I remember the ascent from Carn Spout to Scafell as being exhausting but nonetheless interesting and very worthwhile.  The first stretch was over steep, sharp rock at the side of the Spout.  This was followed by steep to moderate scree and boulders that led directly to the Col of Mickledore.   After approximately a thousand feet, we turned left off the main path and started up a steep gulley, full of loose blocks which brought us to 'Fox's Tarn'.  Again, like Three Tarns, nothing more than a puddle.  From here, a steep, coarse scree of about three hundred brought us to the summit of Scafell (3,162').

Scafell stands at the Southern tip of a huge arc of mountains that overlook Wastwater.  The summits along the arc could all be seen clearly.  Starting with Haycock (2,618') we could see Scout Fell (2,760') Pillar (2,927') Kirk Fell (2,630') Great Gable (2,946') and finally Scafell Pike.  Features such as Calder Hall Atomic Power Station, the Isle of Man and the Pennines could also be seen.  The green undulations of Cumberland’s coast with wide expanses of sea provided contrast to the frowning mountains.

We got as close as we could to the sheer cliffs of the Central Buttress and gazed down at the jumble of boulders at its feet, called Hollow Stones.  Somewhere down there was the traverse known as Lord's Rake, along which our path was to take us.  Actually, the descent and traverse of Lord’s Rake was not too hairy.  There seemed to be more danger from loose rock and rotten snow than from exposed heights.  In all, about eight hundred feet is lost by the time you have descended to the foot of the Rake.  The traverse across to Mickledore is short and sharp, albeit a little loose and slippery.
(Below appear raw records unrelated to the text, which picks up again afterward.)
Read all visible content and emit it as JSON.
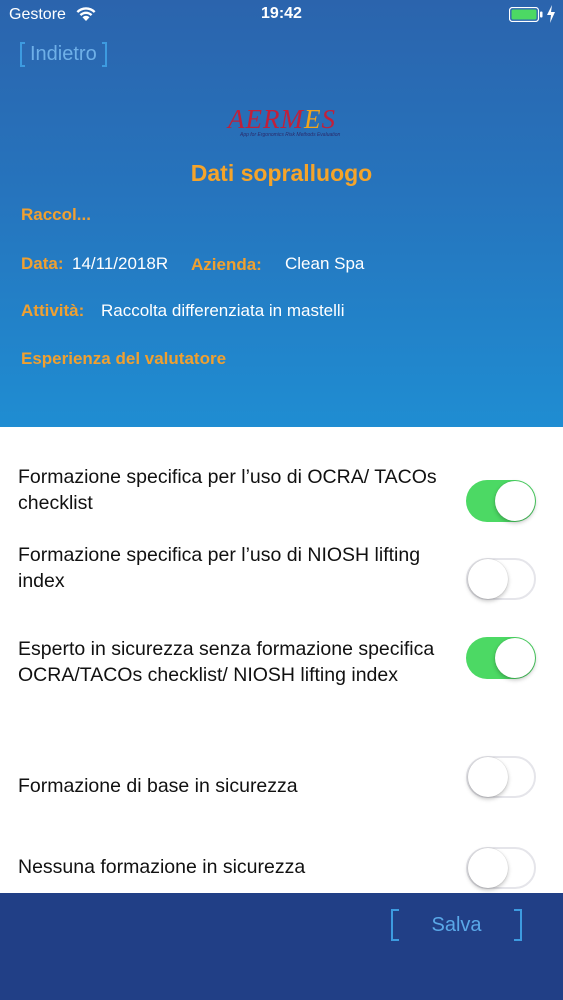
{
  "status": {
    "carrier": "Gestore",
    "time": "19:42"
  },
  "nav": {
    "back_label": "Indietro"
  },
  "logo": {
    "text_a": "AERM",
    "text_e": "E",
    "text_b": "S",
    "tagline": "App for Ergonomics Risk Methods Evaluation"
  },
  "page": {
    "title": "Dati sopralluogo",
    "short_name": "Raccol...",
    "date_label": "Data:",
    "date_value": "14/11/2018R",
    "company_label": "Azienda:",
    "company_value": "Clean Spa",
    "activity_label": "Attività:",
    "activity_value": "Raccolta differenziata in mastelli",
    "section_label": "Esperienza del valutatore"
  },
  "options": [
    {
      "label": "Formazione specifica per l’uso di OCRA/ TACOs checklist",
      "on": true
    },
    {
      "label": "Formazione specifica per l’uso di NIOSH lifting index",
      "on": false
    },
    {
      "label": "Esperto in sicurezza senza formazione specifica OCRA/TACOs checklist/ NIOSH lifting index",
      "on": true
    },
    {
      "label": "Formazione di base in sicurezza",
      "on": false
    },
    {
      "label": "Nessuna formazione in sicurezza",
      "on": false
    }
  ],
  "footer": {
    "save_label": "Salva"
  },
  "colors": {
    "header_top": "#2b64ad",
    "accent_orange": "#f0a030",
    "toggle_on": "#4cd964",
    "footer": "#213f86"
  }
}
Lord's Rake at the time seemed to be a by-word amongst Lakeland fell walkers.  It had been a scene of tragedy as recently as last Christmas, when a schoolmaster and his son had died in the snow while trying to cross it. I recall a feeling of mild satisfaction at having negotiated it safely.  Rock climbers and walkers with a head for heights can descend from Scafell to Mickledore by Broad Strand.  I've looked at it from both directions, but haven't yet dared to venture forth. Rather a well known member of the B.C.R.A. reckons to have descended Broad Strand clad in gum boots and without an ice axe in January!  That’s what he told me, anyway.  For information, there is a Mountain Rescue Kit box strategically positioned below Broad strand.

From Mickledore, our walk took us up over a boulder field to the cairn atop Scafell Pike, England's loftiest spot.

At this point, we must leave Bob until next month!  (Ed.)